Donovan pointed to three components of the reforms now moving through legislative committees:
* Reintroduction of the Healthcare Partnership bill (HB 6308) that would permit municipalities, non-profits and small businesses to purchase employee health insurance through the state employee plan;
* Implementation of SustiNet (HB 6305) which will maximize the potential of federal reform, spend state healthcare dollars more efficiently, improve quality, and offer employees and families a new health insurance choice that reforms healthcare delivery and slows cost growth throughout the entire insurance market;
* A State Prescription Drug Purchasing bill (HB 6322) that would enable the Comptrollers Office to amend its existing prescription drug purchasing contract to include the Medicaid, Husky, ConnPACE and Charter Oak programs.
In his statement Donovan tied the health care bills to promoting jobs and economic recovery:
The financial challenges of the last few years have taught us that healthcare is an economic issue—for individuals, municipalities and for businesses large and small. Access to affordable healthcare can mean choosing to become an entrepreneur, the difference of hiring an employee or being able to retain experienced employees and provide quality services.
Gerratana, Sanchez Get Committee Assignments
New Britain’s new legislators elected in a February 22nd special election experienced their first full week of the 2011 session last week and filled seats on key committees.
State Senator Terry Gerratana (D-6) was appointed Senate Chair of the Public Health and Children’s committees. She will also serve on the Judiciary and Regulations Review committee.
The link to Gerratana at the Capitol is http://www.senatedems.ct.gov/Gerratana.html
State Representative Bobby Sanchez (D-25) was appointed to the Education, Finance, Revenue and Bonding and Insurance and Real Estate committees.
The link to Sanchez at the Capitol is http://www.housedems.ct.gov/Sanchez/index.asp

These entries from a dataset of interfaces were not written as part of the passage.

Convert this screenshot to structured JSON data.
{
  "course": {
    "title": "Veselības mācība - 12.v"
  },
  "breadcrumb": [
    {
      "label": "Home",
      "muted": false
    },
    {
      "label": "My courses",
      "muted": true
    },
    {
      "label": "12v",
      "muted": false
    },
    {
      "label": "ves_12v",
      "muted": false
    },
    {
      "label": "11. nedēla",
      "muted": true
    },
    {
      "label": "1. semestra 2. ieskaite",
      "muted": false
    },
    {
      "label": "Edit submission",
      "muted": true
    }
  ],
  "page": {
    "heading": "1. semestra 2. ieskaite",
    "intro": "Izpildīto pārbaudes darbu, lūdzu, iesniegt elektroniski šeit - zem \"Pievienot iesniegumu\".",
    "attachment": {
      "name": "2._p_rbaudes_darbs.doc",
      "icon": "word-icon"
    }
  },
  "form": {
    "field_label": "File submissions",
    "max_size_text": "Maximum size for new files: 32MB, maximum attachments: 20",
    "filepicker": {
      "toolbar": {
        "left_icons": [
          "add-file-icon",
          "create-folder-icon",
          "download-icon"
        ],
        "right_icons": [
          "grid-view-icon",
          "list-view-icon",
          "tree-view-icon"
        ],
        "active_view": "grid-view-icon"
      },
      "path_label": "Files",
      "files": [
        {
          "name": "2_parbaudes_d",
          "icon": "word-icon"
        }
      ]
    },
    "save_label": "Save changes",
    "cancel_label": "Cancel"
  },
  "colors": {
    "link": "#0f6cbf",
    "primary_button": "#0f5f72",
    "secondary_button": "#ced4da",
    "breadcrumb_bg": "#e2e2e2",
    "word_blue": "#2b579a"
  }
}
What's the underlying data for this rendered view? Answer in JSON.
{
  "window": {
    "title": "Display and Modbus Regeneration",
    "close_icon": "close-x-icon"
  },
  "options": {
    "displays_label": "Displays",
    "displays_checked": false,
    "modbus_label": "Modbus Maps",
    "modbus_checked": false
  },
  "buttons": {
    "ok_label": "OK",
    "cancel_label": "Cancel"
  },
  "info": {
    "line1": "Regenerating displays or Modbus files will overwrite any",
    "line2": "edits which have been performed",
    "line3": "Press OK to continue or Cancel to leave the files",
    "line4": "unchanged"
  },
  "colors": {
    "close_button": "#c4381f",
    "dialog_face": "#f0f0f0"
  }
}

Scenes From Special Election Night
More photos from Election Night may be found at New Britain Dems’ Facebook page
Catholic Dems Condemn Walker, Other GOP Governors
The groundswell against the actions of Wisconsin’s Governor to deny public employees collective bargaining rights is gaining strength and allies among religious groups and the social justice teachings of the Catholic Church.
The Catholic Democrats organization issued the following statement last week:
The union-busting legislation of the new Republican Wisconsin Governor, Scott Walker, has dominated the headlines for several weeks now. By his own words, the Jesuit-educated Walker has acknowledged a hidden agenda, to diminish the collective bargaining rights of teachers, nurses, snowplow drivers and other state workers, with the ultimate intent of breaking the union. This former county commissioner, in a now notorious prank interview, compared himself to Ronald Reagan and said, “This is our moment, this is our time to change the course of history. Walker’s “moment in history” – paralleling actions taken by Republican governors in other states – marks the beginning of an ambitious movement to systematically dismantle a century of social progress. As social justice Catholics, we must respond to all those who trample these American values, borne out of the Catholic Social Tradition. The right of labor to organize – and collectively bargain – is a foundational principal of Catholic Social Justice, first enshrined in Pope Leo XIII’s 1891 encyclical, Rerum Novarum. It has been further developed and amplified for over a century by popes, bishops and theologians. Most recently, Pope Benedict XVI addressed labor rights in his 2009 encyclical, Caritas in Veritate.”
For more information visit www.catholicdemocrats.org
In our glorious fight for civil rights, we must guard against being fooled by false slogans, as ‘right-to-work.’ It provides no ‘rights’ and no ‘works.’ Its purpose is to destroy labor unions and the freedom of collective bargaining… We demand this fraud be stopped….”
The Rev. Martin Luther King, Jr. 1961